## WHAT TO PRODUCE
Please reproduce the entries exactly as they appear below, but not the pictures.

Stored records:
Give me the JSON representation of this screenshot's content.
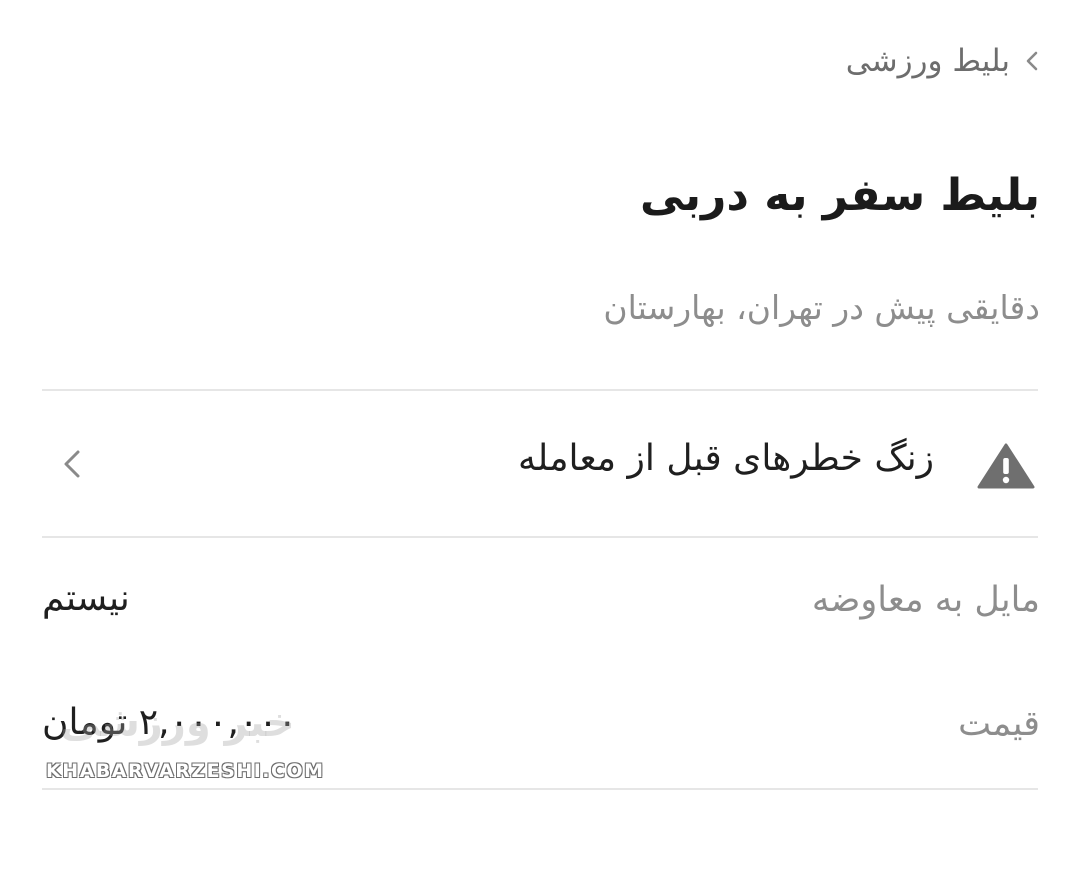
{
  "breadcrumb": {
    "label": "بلیط ورزشی",
    "icon": "chevron-left-icon"
  },
  "listing": {
    "title": "بلیط سفر به دربی",
    "subtitle": "دقایقی پیش در تهران، بهارستان"
  },
  "warning": {
    "label": "زنگ خطرهای قبل از معامله",
    "icon": "warning-triangle-icon",
    "chevron_icon": "chevron-left-icon"
  },
  "details": [
    {
      "key": "مایل به معاوضه",
      "value": "نیستم"
    },
    {
      "key": "قیمت",
      "value": "۲,۰۰۰,۰۰۰ تومان"
    }
  ],
  "watermark": {
    "text": "KHABARVARZESHI.COM",
    "logo_text": "خبر ورزشی"
  },
  "colors": {
    "title": "#1b1b1b",
    "muted": "#8d8d8d",
    "divider": "#e6e6e6",
    "icon": "#6f6f6f"
  }
}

## RESPONSE
Give me the JSON representation of this screenshot's content.
{
  "breadcrumb": {
    "label": "بلیط ورزشی",
    "icon": "chevron-left-icon"
  },
  "listing": {
    "title": "بلیط سفر به دربی",
    "subtitle": "دقایقی پیش در تهران، بهارستان"
  },
  "warning": {
    "label": "زنگ خطرهای قبل از معامله",
    "icon": "warning-triangle-icon",
    "chevron_icon": "chevron-left-icon"
  },
  "details": [
    {
      "key": "مایل به معاوضه",
      "value": "نیستم"
    },
    {
      "key": "قیمت",
      "value": "۲,۰۰۰,۰۰۰ تومان"
    }
  ],
  "watermark": {
    "text": "KHABARVARZESHI.COM",
    "logo_text": "خبر ورزشی"
  },
  "colors": {
    "title": "#1b1b1b",
    "muted": "#8d8d8d",
    "divider": "#e6e6e6",
    "icon": "#6f6f6f"
  }
}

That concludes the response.